● What you need to do
Work out how many lines below hold the string "menu" and state only that figure.

● Interface dataset entries
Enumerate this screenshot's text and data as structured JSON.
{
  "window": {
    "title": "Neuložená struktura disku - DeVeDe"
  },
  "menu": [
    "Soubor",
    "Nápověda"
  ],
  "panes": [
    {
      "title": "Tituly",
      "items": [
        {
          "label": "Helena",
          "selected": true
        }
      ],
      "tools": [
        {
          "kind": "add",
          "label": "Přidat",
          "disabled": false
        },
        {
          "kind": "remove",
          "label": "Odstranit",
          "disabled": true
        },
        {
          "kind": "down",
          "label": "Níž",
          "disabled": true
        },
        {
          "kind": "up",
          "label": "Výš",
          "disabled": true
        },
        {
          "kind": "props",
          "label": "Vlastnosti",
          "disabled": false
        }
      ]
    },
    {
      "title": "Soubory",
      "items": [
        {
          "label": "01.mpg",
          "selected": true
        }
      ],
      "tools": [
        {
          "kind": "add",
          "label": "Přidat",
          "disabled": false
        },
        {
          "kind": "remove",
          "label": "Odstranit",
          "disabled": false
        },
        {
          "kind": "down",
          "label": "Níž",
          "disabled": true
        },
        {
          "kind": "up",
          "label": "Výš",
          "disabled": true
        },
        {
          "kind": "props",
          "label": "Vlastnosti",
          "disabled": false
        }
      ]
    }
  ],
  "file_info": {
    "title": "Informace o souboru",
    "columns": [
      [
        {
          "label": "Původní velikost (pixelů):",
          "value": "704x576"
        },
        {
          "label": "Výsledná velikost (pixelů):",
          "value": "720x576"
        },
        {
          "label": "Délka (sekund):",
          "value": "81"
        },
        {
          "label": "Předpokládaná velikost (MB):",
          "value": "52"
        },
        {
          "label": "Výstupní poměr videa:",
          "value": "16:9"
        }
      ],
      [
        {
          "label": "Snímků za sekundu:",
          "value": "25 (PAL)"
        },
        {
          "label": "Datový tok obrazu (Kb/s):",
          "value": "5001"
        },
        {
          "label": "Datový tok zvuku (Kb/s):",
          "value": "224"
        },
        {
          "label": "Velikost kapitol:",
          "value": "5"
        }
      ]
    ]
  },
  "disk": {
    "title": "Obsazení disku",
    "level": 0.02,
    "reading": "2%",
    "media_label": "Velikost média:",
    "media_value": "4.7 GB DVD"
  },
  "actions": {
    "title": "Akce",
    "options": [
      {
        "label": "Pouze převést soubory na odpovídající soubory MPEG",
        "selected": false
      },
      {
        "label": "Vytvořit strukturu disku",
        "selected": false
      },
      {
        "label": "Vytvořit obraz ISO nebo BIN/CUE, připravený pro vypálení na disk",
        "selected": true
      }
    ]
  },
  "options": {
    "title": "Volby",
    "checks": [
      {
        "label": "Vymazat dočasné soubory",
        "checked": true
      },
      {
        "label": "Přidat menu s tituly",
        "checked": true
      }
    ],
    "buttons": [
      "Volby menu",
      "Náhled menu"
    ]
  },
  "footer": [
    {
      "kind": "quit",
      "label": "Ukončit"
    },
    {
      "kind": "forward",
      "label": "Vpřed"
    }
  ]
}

● Response to the exercise
4